Strand 1 will accommodate applications from childcare providers who wish to create additional childcare places for children in the 0-5 age range. The maximum grant available under this strand is €50,000 and is intended to allow for the full cost of a minor expansion project or the purchase of a temporary structure.

Strand 2 will provide grants of up to a maximum of €20,000 for building improvements and maintenance and is exclusively for community (not for profit) early years services. These grants are being provided to ensure that community services continue to be fit for purpose and are energy efficient. Grants under this strand will be provided for essential repairs to the existing building and facilities, replacement of the building’s fixtures and fittings, works highlighted as a direct result of an inspection by TUSLA or other competent authorities, and for works to remove internal divides or rearrange internal spaces to improve efficiency.

Strand 3 provides funding for natural outdoor play areas, to create opportunities for children to play outdoors, in a way which promotes physical development, provides health benefits and facilitates children to learn about risk and challenges in a natural and safe environment. This initiative is targeted at smaller services that have not previously availed of such funding. Under early years regulations, services are required to provide outdoor space for children, and this measure seeks to improve the quality of these. Services can apply for grants of up to a maximum of €5,000.
Pobal will be responsible for administering the programme on behalf of the Department. Further details and information on how to make an application for funding will be available shortly on the Pobal website –

Need to Stall Further Expansion of the ECCE Scheme

Early Childhood Ireland calls on the Department of Children and Youth Affairs to stall expansion of new operators delivering the ECCE scheme until a clear plan has been developed which takes account of current level of oversupply of childcare places, with an estimated 31,500 vacant places nationwide  

Injunction to prevent or stall further expansion of the scheme is being considered by some members

Through a letter to Minister for Children and Youth Affairs, Dr. James Reilly and a meeting with the Interdepartmental Group, Early Childhood Ireland has presented figures on the current oversupply of preschool places, with an estimated 31,500 vacant places nationwide, stating that:

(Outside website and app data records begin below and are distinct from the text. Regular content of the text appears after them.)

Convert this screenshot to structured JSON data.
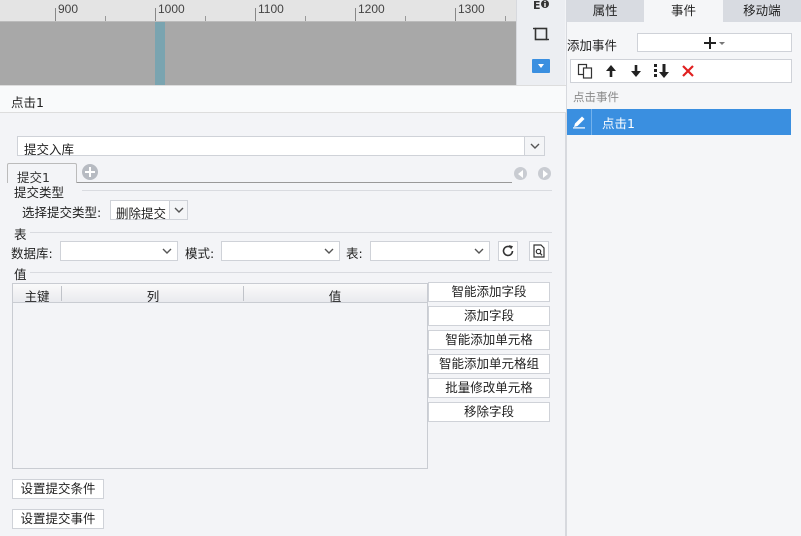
{
  "ruler": {
    "labels": [
      "900",
      "1000",
      "1100",
      "1200",
      "1300"
    ]
  },
  "right_tabs": [
    "属性",
    "事件",
    "移动端"
  ],
  "right_tab_active": "事件",
  "events": {
    "add_label": "添加事件",
    "section_title": "点击事件",
    "items": [
      "点击1"
    ]
  },
  "main": {
    "title": "点击1",
    "action_select": "提交入库",
    "tab_label": "提交1",
    "submit_type": {
      "section": "提交类型",
      "label": "选择提交类型:",
      "value": "删除提交"
    },
    "table_section": {
      "section": "表",
      "db_label": "数据库:",
      "db_value": "",
      "mode_label": "模式:",
      "mode_value": "",
      "table_label": "表:",
      "table_value": ""
    },
    "value_section": {
      "section": "值",
      "columns": [
        "主键",
        "列",
        "值"
      ],
      "rows": []
    },
    "side_buttons": [
      "智能添加字段",
      "添加字段",
      "智能添加单元格",
      "智能添加单元格组",
      "批量修改单元格",
      "移除字段"
    ],
    "bottom_buttons": [
      "设置提交条件",
      "设置提交事件"
    ]
  },
  "colors": {
    "accent": "#3a8fe0",
    "delete_red": "#e02020"
  }
}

“Every county is showing a significant level of current over supply of childcare places… with 61% of all vacancies in rural areas. (Pobal 2014)

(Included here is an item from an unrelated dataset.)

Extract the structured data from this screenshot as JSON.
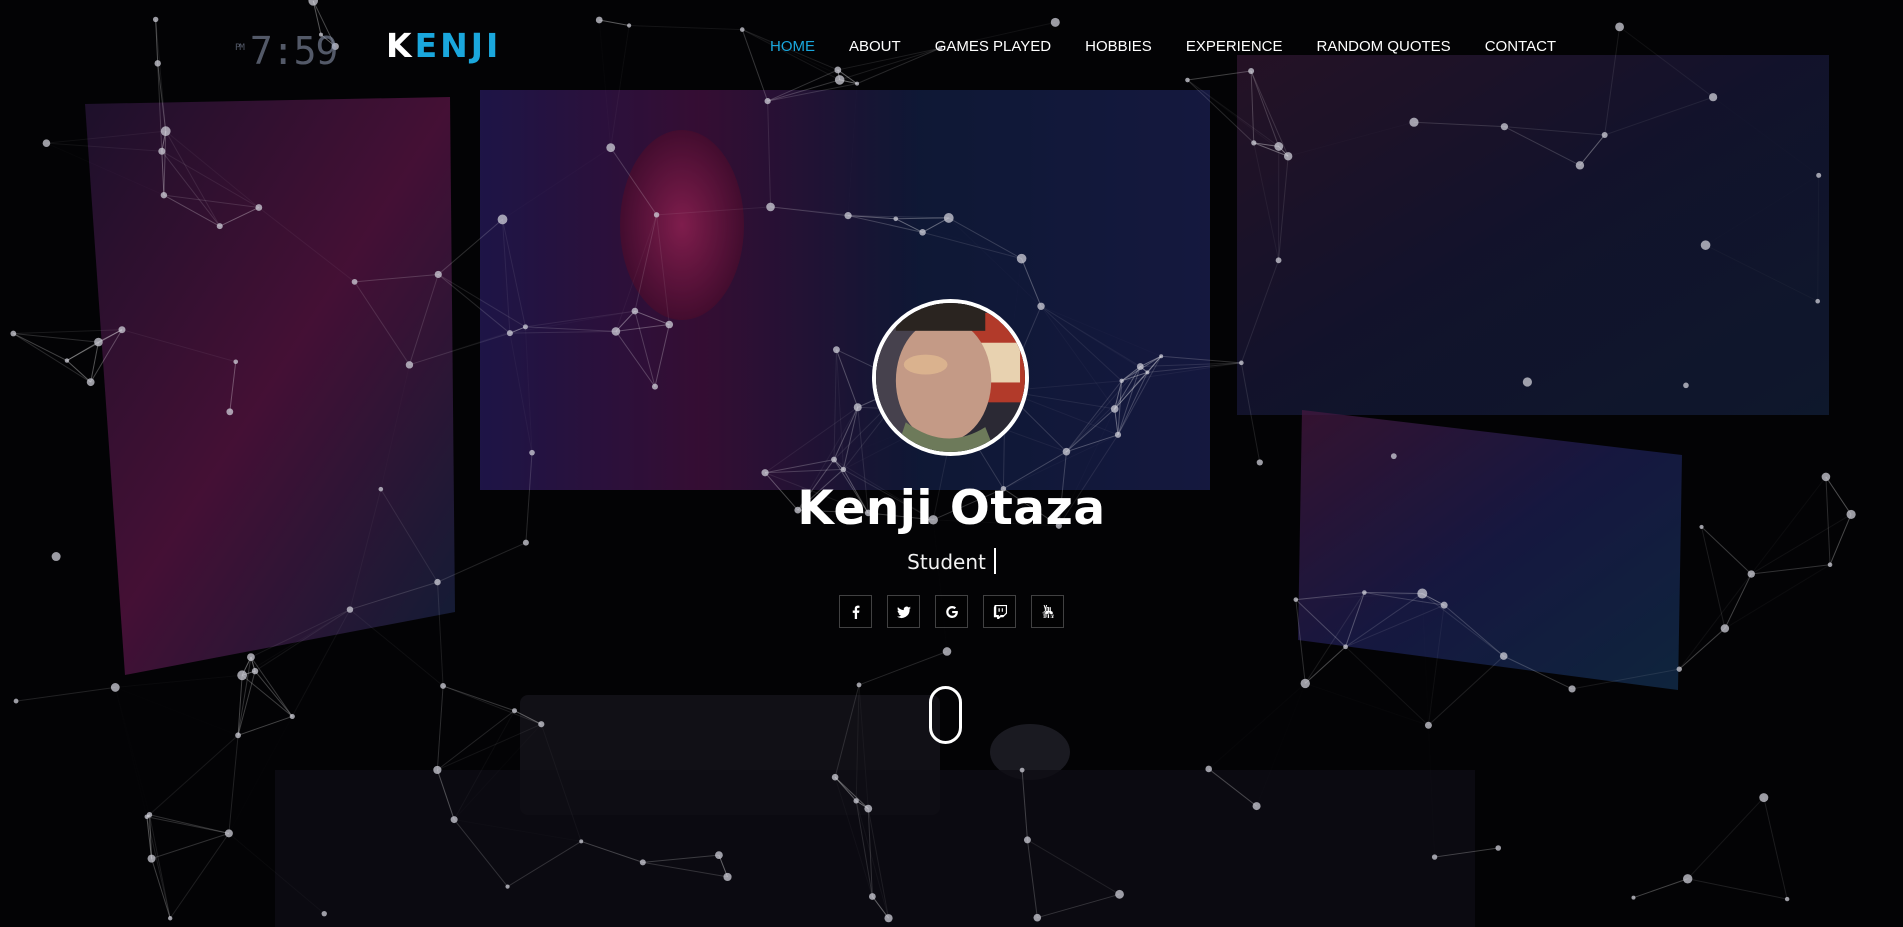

“The Department of Education and Science (DES) would never build a school without knowing that it had a long term need for x number of school places in that area.  Equally, the Department of Children and Youth Affairs (DCYA) cannot on the one hand depend on early childhood settings to run the ECCE scheme for them but do so in such a way which drives them into an unsustainable business model.

“Further, there is reasonable growing concern about the entry of schools into the scheme.  As set out in a recent DES discussion document, schools are opening ECCE rooms, many with scant regard to the existence of other settings in the local area. There’s an unspoken expectation regarding future enrolment.  We have both anecdotal and factual evidence of schools displacing existing services and the question of unfair competition is raised.

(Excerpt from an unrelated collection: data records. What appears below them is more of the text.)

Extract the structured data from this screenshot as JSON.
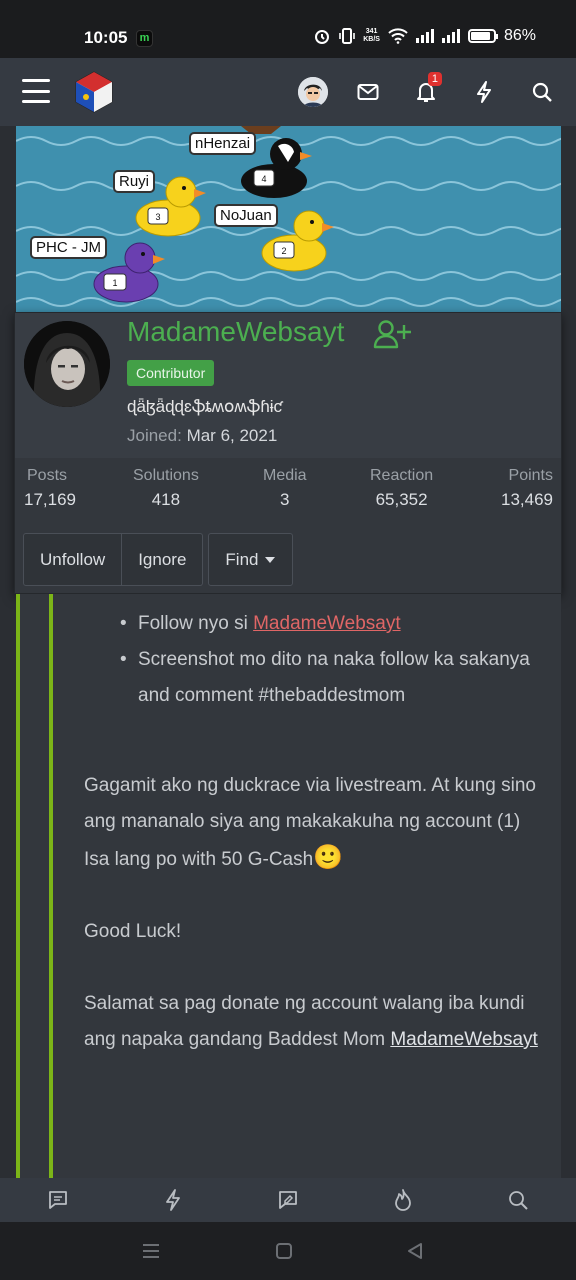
{
  "status": {
    "time": "10:05",
    "net_speed": "341",
    "net_unit": "KB/S",
    "battery": "86%"
  },
  "nav": {
    "notification_count": "1"
  },
  "banner": {
    "ducks": [
      "nHenzai",
      "Ruyi",
      "NoJuan",
      "PHC - JM"
    ],
    "numbers": [
      "4",
      "3",
      "2",
      "1"
    ]
  },
  "profile": {
    "username": "MadameWebsayt",
    "role": "Contributor",
    "custom_title": "ɖǟɮǟɖɖɛֆȶʍօʍֆɦɨƈ",
    "joined_label": "Joined:",
    "joined_value": "Mar 6, 2021",
    "stats": [
      {
        "label": "Posts",
        "value": "17,169"
      },
      {
        "label": "Solutions",
        "value": "418"
      },
      {
        "label": "Media",
        "value": "3"
      },
      {
        "label": "Reaction",
        "value": "65,352"
      },
      {
        "label": "Points",
        "value": "13,469"
      }
    ],
    "actions": {
      "unfollow": "Unfollow",
      "ignore": "Ignore",
      "find": "Find"
    }
  },
  "post": {
    "bullet1_text": "Follow nyo si ",
    "bullet1_link": "MadameWebsayt",
    "bullet2": "Screenshot mo dito na naka follow ka sakanya and comment #thebaddestmom",
    "para1": "Gagamit ako ng duckrace via livestream. At kung sino ang mananalo siya ang makakakuha ng account (1) Isa lang po with 50 G-Cash",
    "emoji": "🙂",
    "para2": "Good Luck!",
    "para3_text": "Salamat sa pag donate ng account walang iba kundi ang napaka gandang Baddest Mom ",
    "para3_link": "MadameWebsayt"
  },
  "colors": {
    "accent_green": "#4caf50",
    "bar_green": "#7cb518",
    "mention_red": "#e06666"
  }
}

“Without a strategic, long term need for expansion of the number of ECCE places, it is insupportable for the DCYA to accept applications for new entrants to the ECCE scheme in that area.  The DCYA depends on existing operators to work in partnership with them to deliver the ECCE programme.  To welcome new entrants, and thereby potentially drive existing operators out of business, or into an unsustainable enterprise where they can neither pay themselves nor their staff properly, is not the hallmark of partnership but the opposite.

“We are aware that some of our members are so concerned about potential new entrants to the ECCE scheme in their local area and the ensuing impact on their livelihood that they are considering an injunction to prevent or stall same.  This will cause further expense on already hard pressed people and organisations and can be avoided.”